Guilt lies at the heart of neurotic conflicts. According to Freud, neuroses originate “from the submissiveness to social cultural demands,” with cultural demands being seen as the main source of suffering. The feeling of guilt is therefore caused by the Oedipus conflict between permission and prohibition and manifests itself in compulsive, hysterical or phobic symptoms. Guilt, therefore, is an indispensable part of our societies. At the same time, however, guilt is also the source of psychological suffering and mental illness.
Freud developed his thoughts in a society in which Victorian taboos and bourgeois prohibitions prevailed. Children were brought up with punishments, viewed as an indispensable tool for imposing discipline. At the same time, work hinged on mechanical obedience. But after the Second World War not only living conditions changed, but also lifestyles: authoritarian educational and social models were discredited, access to consumer goods, the length of studies and the hope of social advancement increased.

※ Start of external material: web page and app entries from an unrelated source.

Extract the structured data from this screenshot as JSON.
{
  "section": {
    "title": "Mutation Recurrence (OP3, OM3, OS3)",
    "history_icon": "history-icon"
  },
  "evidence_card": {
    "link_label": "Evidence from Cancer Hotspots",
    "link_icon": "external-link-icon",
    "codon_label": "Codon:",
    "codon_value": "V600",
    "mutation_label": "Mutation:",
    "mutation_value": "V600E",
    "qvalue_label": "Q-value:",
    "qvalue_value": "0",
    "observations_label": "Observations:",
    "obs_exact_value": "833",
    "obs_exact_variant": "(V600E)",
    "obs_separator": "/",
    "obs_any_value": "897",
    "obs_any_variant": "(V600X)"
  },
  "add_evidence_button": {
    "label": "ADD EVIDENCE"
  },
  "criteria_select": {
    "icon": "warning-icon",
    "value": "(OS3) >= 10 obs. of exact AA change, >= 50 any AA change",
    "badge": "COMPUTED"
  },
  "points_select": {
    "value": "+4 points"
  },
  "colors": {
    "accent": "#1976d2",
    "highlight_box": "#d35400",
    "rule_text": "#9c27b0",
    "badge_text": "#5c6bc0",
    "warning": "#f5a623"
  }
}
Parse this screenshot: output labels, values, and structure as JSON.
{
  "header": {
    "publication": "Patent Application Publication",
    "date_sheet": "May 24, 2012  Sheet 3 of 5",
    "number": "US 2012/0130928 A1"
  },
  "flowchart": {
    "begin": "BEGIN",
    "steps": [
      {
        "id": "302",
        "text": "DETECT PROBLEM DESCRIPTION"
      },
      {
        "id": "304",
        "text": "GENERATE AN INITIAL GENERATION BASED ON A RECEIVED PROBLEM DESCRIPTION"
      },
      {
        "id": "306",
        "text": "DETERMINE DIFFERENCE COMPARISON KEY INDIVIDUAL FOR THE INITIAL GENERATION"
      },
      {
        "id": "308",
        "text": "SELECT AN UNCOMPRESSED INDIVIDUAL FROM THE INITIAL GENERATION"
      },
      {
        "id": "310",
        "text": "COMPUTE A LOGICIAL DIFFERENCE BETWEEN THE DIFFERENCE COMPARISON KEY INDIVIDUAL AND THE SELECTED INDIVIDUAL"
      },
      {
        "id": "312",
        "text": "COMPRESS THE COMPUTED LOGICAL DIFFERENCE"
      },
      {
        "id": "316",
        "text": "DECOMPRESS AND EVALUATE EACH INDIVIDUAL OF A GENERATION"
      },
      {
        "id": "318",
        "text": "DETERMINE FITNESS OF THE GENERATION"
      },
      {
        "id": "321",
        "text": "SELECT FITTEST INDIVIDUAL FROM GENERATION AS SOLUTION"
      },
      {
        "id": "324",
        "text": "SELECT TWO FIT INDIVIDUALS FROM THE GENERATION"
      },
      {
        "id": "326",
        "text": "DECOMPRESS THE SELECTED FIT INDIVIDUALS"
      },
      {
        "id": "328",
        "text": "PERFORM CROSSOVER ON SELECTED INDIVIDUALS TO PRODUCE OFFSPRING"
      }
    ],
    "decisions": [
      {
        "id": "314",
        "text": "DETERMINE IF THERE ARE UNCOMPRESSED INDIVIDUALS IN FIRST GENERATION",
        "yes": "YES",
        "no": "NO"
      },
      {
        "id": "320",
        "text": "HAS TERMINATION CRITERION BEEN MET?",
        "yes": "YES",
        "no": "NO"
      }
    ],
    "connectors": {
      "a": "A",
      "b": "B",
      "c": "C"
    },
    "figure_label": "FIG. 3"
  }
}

In the course of the 1960s and 1970s, a new dynamic emerged: Everything relating to individual autonomy was declared to be of the highest value and the era was marked by a strong revaluation of freedom of choice and initiative, innovation and creativity. All these ideals emphasize the individual's ability to act. We are now dealing with individualism permeated by the ideas, values and norms of autonomy.
The transition from the division of labour to flexible work is central. The discipline changes its meaning: it is now subordinated to the goal of attaining self-control. The ability to motivate oneself, be it to work or to find work, is becoming more important. Discipline thus became self-discipline. All this underlines the responsibility of the actor for his or her own actions. This change on a global scale is reflected in our societies in the spread of new rules of conduct belonging to autonomy, just as mechanical obedience once belonged to discipline. Whereas in the past it was a matter of making individuals useful by making them submissive, now it is a matter of promoting the abilities within the individual. In other words, promoting emotional self-control.
Against this backdrop, many psychoanalysts stress that the former oedipal pathologies give way to narcissistic ones. Today it is less about the conflict between permission and prohibition. Instead, it is about identity disorders, somatization and dependencies. Depression dominates the clinical picture. Instead of a controlling superego, we are now dealing with one's own inner ideal self, which triggers a feeling of inadequacy. So the style of unhappiness has shifted: Now there is fear of betraying expectations, of not being able to successfully employ one's own abilities. A feeling of powerlessness and inadequacy dominates everything – embodied in depression.
From neurosis to depression, from the illness of conflict to the illness of the ideal: the place of guilt has changed, but the questions of emotional and drive-induced self-control remain just as crucial as they were in Freud's day. And with them they bring accompanying symptoms including fear, shame, guilt and depression. Today's society is very demanding.
transcribed by Stephanie von Hayek